Ewa: The tracks 'Nigdy sie nie damy' (‘We Will Never Give Up’), 'Sprzeciw' (Protest) and 'Do bolu' (Till It Hurts) are all political(ish) about The System, politicians, corruption, lies, etc and that we do not agree with all that shit.
'Pojebany' (Fucked) is about a fake person who pretends to be the part of punk culture and 'Bog' (God) is about religion, that you don’t need any gods to prove yourself, to understand that you are your own god.
Q: We had a (drunken) chat once about the twin themes of hope and frustration running through Radioactive Rats lyrics and that I could sense that despite not speaking Polish-are they emotions you feel strongly when singing these songs?

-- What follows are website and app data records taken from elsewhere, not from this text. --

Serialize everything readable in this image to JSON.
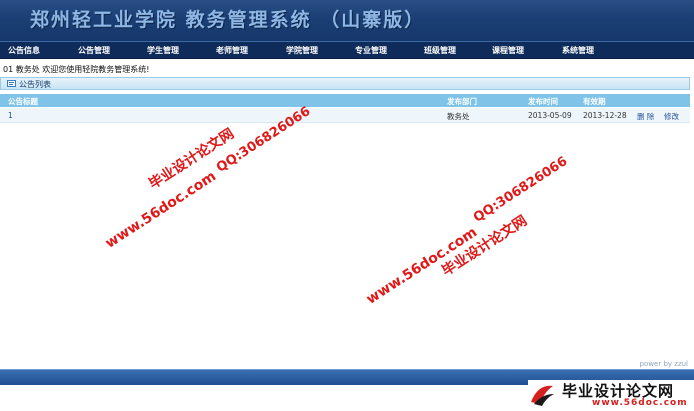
{
  "app": {
    "title": "郑州轻工业学院 教务管理系统 （山寨版）"
  },
  "nav": {
    "items": [
      {
        "label": "公告信息",
        "name": "nav-announcements"
      },
      {
        "label": "公告管理",
        "name": "nav-announcement-management"
      },
      {
        "label": "学生管理",
        "name": "nav-student-management"
      },
      {
        "label": "老师管理",
        "name": "nav-teacher-management"
      },
      {
        "label": "学院管理",
        "name": "nav-college-management"
      },
      {
        "label": "专业管理",
        "name": "nav-major-management"
      },
      {
        "label": "班级管理",
        "name": "nav-class-management"
      },
      {
        "label": "课程管理",
        "name": "nav-course-management"
      },
      {
        "label": "系统管理",
        "name": "nav-system-management"
      }
    ]
  },
  "welcome": "01 教务处 欢迎您使用轻院教务管理系统!",
  "panel": {
    "title": "公告列表",
    "icon": "list-icon"
  },
  "table": {
    "columns": [
      "公告标题",
      "发布部门",
      "发布时间",
      "有效期"
    ],
    "rows": [
      {
        "title": "1",
        "department": "教务处",
        "publish_date": "2013-05-09",
        "expiry_date": "2013-12-28",
        "actions": [
          "删 除",
          "修改"
        ]
      }
    ]
  },
  "watermarks": {
    "site_name": "毕业设计论文网",
    "qq": "QQ:306826066",
    "url": "www.56doc.com"
  },
  "footer": {
    "power": "power by zzul"
  },
  "logo": {
    "text": "毕业设计论文网",
    "url": "www.56doc.com"
  },
  "colors": {
    "banner": "#1b3f74",
    "nav": "#0e2b5a",
    "table_header": "#7fc4e8",
    "watermark": "#e01818"
  }
}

Ewa: Yes, as per our conversation, I don’t think you need to understand all the lyrics to understand the meanings and feelings. In our music and lyrics there is a lot of anger, but it’s hard to say whether I feel anger on the stage. It’s more that I just feel the music and energy. Even if I didn’t write most of these songs, I do feel connection with most of them. All these old songs like 'Pojebany' or 'Nigdy sie nie damy' reminds me of when I was 15 and we started to play as a Potluczony Kaloryfer ‘angry, untalented kids against the world’. 'Sprzeciw' and 'Do bólu' reminds me about a very important part of my life when I started gigging with ZMT and growing up as a person and a vocalist. 'Cyrk' or 'Zero' are the songs of my favourite band from my hometown, Terra, Joseph’s and Jimmy’s (original RR drummer) previous band. I shared the stage or travelled with them numerous times (and would highly recommend their two CD’s on their Bandcamp page).
But to be honest most of my energy comes from the music itself and people around me during the gigs.
Q: You included three covers on the CD by Zielone Zabki, Homomilitia, and Apatia, are they songs that are special to you, were they part of your growing up in Poland, are they important songs in Polish punk? I noticed when you covered the Apatia song in London-the place went wild!
Ewa: Zielone Zabki, Apatia and Homomilitia are good, old, punk/hc punk Polish bands. I think everyone knows them. We started to play 'Młodzi faszyści' and 'Policja' because of the lyrics… 'So2' we chose because it’s very simple to play and it’s nice to sway for a change, also it was nice to drink some cheap wine before a gig when we were teenagers and the lyrics are about love to cheap wine!
Q: How do you feel about the CD being out, what has the response been like?
Marek: To be honest I feel a kind of relief that we managed to record these songs and we’ve also just released on our Bandcamp 14 tracks recorded live at BSV Studios in Nottingham in 2013. In some sense this closes the chapter titled ‘Potluczony Kalofyfer’. Hopefully now we can concentrate fully on writing new material - 100% Radioactive Rats! The response for 'Nigdy sie nie damy' is very positive. We were praised for the sound (all credits to Lotnik), recreating our live energy (to some extent), and even selection of cover songs, so ‘so far so good’. And all of that motivates us to work even harder on new stuff and give 110% on each gig...
I’ve been eagerly waiting for a Radioactive Rats CD and Nigdy się nie damy! does not disappoint, full on metal tinged punk that has successfully captured and transposed the energy of their live show. If you like your punk vibrant, modern and hardcore then do yourself a favour and get hold of a copy...and then go see them live!
Also referenced Hutchcraft, J. (2017) ‘There’s a Polish Punk Scene in London and it’s Thriving’. https://noisey.vice.com/en_uk/article/d7e89x/polish-punk-scene-london-anti-fascism